Spinning wildly in all directions, the lidless, spider-wracked eyes of the cemetery guardian took in these scenes and still other, more disturbing ones. A mute witness, it served its time until the curse of its existence could be broken...
September 4, 2014
The sky is made of squares of paper died with food coloring (Lara's genius solution to the fact that we forgot to get anything blue at the craft store), the clouds are paper and pom pom balls, the ground is felt with some paper houses, the giants are Sculpey clay, the helicopters and chains are store-bought.
She made pretty much everything, with some mild parental assistance for the tiny details on the giants' faces and general "let's everyone glue these blue squares of paper down because three people will do it faster than 1".
I wish I could see her presenting it to the class!
August 12, 2014
The trusty tools are much the same as last time (seam ripper, curved needle, waxed thread), with the addition of a piece of elastic of matching color and width (long enough for both shoes). Missing from this picture is tacky glue and a binder clip, both of which are necessary, but both of which somehow missed the mandatory photo shoot. Late night out with the hot glue gun, I guess.
The first thing to do is very carefully seam rip the stitches that keep the elastic sandwiched between the layers of leather. I tried to cut as little thread as I could - just enough to ease the elastic out. The elastic appears to have been glued as well as stitched into place, which is probably why it was still somewhat attached to the shoe strap.
Fold your replacement elastic in half, and then cut it to be just slightly shorter than the old stretched out one. You don't want it too loose - instead, you want the stretch to engage a little bit when you have the shoe on.
The next thing is sort of jazzy and improvisational (or at least I couldn't figure out any sort of methodical approach to doing this). Slip the bar of the buckle through the middle of the new elastic, trying not to break any of the threads or rubber by kind of just pushing them all apart and shoving the bar in between.

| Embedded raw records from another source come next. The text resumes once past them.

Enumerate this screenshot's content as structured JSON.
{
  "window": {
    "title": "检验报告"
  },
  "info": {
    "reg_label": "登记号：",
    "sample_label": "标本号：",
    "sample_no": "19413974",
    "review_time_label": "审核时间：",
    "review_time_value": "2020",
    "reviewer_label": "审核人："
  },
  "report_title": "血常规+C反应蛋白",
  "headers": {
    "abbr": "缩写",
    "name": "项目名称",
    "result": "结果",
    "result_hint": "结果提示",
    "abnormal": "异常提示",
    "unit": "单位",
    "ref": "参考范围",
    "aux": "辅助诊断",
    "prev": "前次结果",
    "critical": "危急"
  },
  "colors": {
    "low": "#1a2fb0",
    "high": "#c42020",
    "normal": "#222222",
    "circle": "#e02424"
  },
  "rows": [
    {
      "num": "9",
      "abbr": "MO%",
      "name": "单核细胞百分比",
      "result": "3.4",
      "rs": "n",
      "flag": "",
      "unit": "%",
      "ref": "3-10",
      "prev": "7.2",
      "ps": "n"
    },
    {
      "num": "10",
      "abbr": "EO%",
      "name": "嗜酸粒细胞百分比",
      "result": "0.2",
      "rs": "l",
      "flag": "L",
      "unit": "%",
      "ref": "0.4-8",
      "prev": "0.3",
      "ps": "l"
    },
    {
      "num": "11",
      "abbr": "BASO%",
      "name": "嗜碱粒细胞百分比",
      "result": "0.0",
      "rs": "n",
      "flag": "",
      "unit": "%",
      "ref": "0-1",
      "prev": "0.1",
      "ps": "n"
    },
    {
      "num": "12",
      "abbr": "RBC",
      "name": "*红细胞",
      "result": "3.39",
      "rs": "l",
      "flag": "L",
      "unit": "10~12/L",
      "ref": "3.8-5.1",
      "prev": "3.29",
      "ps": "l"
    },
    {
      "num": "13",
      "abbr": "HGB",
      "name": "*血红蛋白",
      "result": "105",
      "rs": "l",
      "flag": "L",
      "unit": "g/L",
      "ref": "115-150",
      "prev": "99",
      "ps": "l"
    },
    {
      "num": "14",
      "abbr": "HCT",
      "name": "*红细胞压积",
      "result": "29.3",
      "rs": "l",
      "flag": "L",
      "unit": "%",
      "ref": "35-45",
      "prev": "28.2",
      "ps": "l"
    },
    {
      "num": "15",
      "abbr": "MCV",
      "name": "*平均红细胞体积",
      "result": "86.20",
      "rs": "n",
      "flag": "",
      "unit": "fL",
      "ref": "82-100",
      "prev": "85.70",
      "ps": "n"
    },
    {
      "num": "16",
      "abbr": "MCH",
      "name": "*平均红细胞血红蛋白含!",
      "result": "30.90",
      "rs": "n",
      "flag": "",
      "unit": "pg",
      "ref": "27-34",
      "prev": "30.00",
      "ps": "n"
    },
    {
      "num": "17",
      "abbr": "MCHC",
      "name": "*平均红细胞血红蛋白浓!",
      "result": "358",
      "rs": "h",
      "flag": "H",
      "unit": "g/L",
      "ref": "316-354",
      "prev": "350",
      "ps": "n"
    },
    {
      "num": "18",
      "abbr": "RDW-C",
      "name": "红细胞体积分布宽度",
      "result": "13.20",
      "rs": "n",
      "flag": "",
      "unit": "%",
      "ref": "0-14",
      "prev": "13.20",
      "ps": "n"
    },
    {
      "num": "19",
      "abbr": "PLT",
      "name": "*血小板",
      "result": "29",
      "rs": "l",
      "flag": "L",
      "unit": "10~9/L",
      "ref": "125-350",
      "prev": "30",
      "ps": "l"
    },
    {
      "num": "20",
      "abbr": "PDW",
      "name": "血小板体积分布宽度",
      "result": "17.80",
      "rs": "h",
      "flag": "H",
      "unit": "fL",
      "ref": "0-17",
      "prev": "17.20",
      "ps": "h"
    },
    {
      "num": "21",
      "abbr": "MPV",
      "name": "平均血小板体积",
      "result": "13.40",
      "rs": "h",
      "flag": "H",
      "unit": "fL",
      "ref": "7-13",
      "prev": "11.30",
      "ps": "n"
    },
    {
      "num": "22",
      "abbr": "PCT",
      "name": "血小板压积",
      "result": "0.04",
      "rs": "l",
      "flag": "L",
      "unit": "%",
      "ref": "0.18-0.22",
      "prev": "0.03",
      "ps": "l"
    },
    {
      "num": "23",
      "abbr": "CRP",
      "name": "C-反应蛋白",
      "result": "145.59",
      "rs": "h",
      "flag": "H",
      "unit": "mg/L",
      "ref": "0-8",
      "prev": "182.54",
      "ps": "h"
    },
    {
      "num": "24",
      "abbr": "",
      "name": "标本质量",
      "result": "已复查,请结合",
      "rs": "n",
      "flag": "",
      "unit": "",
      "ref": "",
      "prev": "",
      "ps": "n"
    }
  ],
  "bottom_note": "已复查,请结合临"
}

Now it's time to re-assemble the thing. Get out your favorite fabric glue (I like Tacky Glue for its... well... tackiness) and smoosh a bead on the inside of the leather. If the leather is the bread of the leather-and-elastic sandwich, then the glue is the mayo that holds it all together.
Slide the elastic into place and clamp the whole thing closed with a large binder clip, or something similar. The key is to position it so that you can still access some of the seam, because that's what you're about to start working on.
Tuck the thread knot into the sandwich and start sewing along the side that you've left out of the clip. The easiest thing to do is just use the same holes that the old stitches used. Make sure, as you sew, to push the needle through not just the leather "bread", but also through the elastic. That way it'll really be anchored in there. As you go, keep repositioning the binder clip until you don't need it any more.
And voila! You are done. Now fix up the other shoe to match, and you are off to the races!